Kamut (which is trademarked) is fairly new to the United States, even though it is possibly one of the oldest grains grown in Egypt. Kamut is closely related to duram wheat but is often noted as having a slightly sweeter and buttery taste than that of the wheat berry which makes it a good fit for salads. Kamut is also larger in size than wheat and contains more protein (which is why some people prefer it to traditional wheat.) You can also find Kamut couscous and bulgur in some areas.
Similar to the other grains, Kamut can be milled down into a hearty wheat flour. I love to add Kamut flour to breads, especially pita bread. I also really enjoy making homemade pasta (ravioli especially) with Kamut flour.
It is recommended to soak Kamut over night which will drastically decrease cooking time (which instructions can be found here.) Like many other grains, Kamut can be cooked up and then stored in the freezer in a safe container. Occasionally I will use Kamut in place of wheat berries in salads and stews.
NE Vegetarian Kamut Recipes:
Vegetarian Kamut Recipes from around the web
Golden Kamut Shortbread from Sea Salt with Food (Flour)
Kamut Cookies from Deliciously Organic
Kamut, Kale, and Cabbage Soup from Luna Cafe
Kamut Salad from Food O’ Del Mundo
Oven Baked Zucchini filled with Kamut, Olives, and Herbs from Lucullian Delights

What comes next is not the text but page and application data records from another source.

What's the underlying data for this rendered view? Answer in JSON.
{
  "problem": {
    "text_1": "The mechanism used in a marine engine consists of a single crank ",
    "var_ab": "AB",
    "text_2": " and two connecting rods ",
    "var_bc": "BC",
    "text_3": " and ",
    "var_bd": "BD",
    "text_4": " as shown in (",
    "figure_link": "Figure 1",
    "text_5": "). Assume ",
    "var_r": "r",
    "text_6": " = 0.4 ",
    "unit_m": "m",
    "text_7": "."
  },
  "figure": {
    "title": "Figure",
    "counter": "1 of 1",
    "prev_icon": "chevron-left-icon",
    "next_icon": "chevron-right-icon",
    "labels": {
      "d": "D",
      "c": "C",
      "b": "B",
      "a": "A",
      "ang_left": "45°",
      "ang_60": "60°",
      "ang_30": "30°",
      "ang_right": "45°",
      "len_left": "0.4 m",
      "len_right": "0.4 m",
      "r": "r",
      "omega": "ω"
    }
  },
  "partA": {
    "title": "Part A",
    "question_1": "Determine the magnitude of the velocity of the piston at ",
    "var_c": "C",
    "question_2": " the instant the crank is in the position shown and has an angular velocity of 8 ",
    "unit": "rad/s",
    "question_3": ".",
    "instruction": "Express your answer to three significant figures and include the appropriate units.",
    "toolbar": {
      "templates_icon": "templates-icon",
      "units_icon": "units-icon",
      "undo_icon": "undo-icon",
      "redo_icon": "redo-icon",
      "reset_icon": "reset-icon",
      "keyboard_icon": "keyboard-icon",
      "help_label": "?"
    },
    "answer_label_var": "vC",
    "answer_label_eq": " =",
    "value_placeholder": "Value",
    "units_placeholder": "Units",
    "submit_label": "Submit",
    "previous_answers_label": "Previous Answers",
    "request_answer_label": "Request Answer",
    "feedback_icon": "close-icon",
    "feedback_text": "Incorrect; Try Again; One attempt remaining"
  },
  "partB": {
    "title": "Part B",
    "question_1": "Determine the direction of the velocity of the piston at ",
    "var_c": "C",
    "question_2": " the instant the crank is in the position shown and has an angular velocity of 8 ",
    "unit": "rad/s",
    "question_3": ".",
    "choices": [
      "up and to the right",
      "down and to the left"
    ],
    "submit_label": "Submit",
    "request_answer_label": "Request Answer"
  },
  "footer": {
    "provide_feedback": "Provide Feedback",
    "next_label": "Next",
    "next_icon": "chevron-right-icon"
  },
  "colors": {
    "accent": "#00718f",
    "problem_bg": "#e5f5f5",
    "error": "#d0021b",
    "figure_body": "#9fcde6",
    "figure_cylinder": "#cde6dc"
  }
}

There is also a lot of great information on the official Kamut website.